Ice workers in Khlong Toey.

Check out Michael’s previous guest posts:

On The Road with Michael Coyne

Waiting in Bangkok

Waiting in Bangkok

Michael Coyne, a Senior Fellow at PSC, is sharing his experiences while on assignment in South East Asia.

Bangkok is waiting; waiting for something to happen. Will there be a clash between government supporters and opposition supporters? Will the army take over – today, tomorrow, this weekend, or will they wait until the scheduled demonstration on Monday?

Ninety percent of my working life is spent waiting. Waiting for the light, waiting for the moment, waiting for people and waiting for something to happen.

Whenever I’m working it is a waiting game. I walk a lot. I walk, watch and observe. Sometimes I get lucky and a picture happens but mostly it’s just a lot of walking and watching. And waiting!

The street vendors of Bangkok are selling whistles, flags and other paraphernalia, cashing in on the anticipated street clashes. It’s almost like they’re preparing for a street carnival except the tourists seem totally oblivious to the coming events.

As well as working in Bangkok I have been attempting to organise trips to other locations. I have been waiting for fixers, waiting for planes and waiting for the right person.

Shooting pictures is the least part of my work. Waiting is the main game.
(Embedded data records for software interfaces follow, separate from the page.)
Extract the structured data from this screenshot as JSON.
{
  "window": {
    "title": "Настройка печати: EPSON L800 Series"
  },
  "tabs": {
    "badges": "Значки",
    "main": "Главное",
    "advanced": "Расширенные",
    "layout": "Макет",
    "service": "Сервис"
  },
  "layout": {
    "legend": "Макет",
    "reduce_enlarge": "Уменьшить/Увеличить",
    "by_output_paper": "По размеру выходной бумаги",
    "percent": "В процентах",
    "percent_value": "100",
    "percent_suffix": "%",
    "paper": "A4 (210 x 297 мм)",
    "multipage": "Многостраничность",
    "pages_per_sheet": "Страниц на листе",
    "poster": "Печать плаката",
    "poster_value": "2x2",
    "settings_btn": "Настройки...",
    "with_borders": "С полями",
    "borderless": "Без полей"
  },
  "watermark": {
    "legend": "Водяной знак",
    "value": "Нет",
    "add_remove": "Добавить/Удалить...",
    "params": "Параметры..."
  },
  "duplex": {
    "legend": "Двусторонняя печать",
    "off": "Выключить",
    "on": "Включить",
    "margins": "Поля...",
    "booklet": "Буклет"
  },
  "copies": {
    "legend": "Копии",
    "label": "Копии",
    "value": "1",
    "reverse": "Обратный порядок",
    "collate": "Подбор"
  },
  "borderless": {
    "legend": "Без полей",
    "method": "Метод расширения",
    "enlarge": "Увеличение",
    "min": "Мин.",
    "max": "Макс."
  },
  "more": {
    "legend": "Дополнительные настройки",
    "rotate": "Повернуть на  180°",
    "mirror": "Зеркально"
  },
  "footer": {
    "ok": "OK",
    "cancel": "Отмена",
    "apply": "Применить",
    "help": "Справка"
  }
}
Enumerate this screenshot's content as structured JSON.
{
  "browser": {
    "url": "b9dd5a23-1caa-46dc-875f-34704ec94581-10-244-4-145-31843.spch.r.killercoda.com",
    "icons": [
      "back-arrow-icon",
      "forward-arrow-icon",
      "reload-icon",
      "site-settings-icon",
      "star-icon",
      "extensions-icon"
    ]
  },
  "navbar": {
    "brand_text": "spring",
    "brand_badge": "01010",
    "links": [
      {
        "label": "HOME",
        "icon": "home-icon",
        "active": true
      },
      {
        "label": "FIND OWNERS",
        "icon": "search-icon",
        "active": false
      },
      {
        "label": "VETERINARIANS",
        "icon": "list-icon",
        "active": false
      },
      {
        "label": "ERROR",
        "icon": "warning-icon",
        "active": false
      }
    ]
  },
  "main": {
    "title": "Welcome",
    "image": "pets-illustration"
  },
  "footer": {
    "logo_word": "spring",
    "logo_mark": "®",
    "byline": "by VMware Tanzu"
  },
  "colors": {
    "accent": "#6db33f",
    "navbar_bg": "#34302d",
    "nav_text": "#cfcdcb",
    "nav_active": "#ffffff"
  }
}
Demonstrators at the last clash between the Government, opposition and the army.

Check out Michael’s first post:

On The Road with Michael Coyne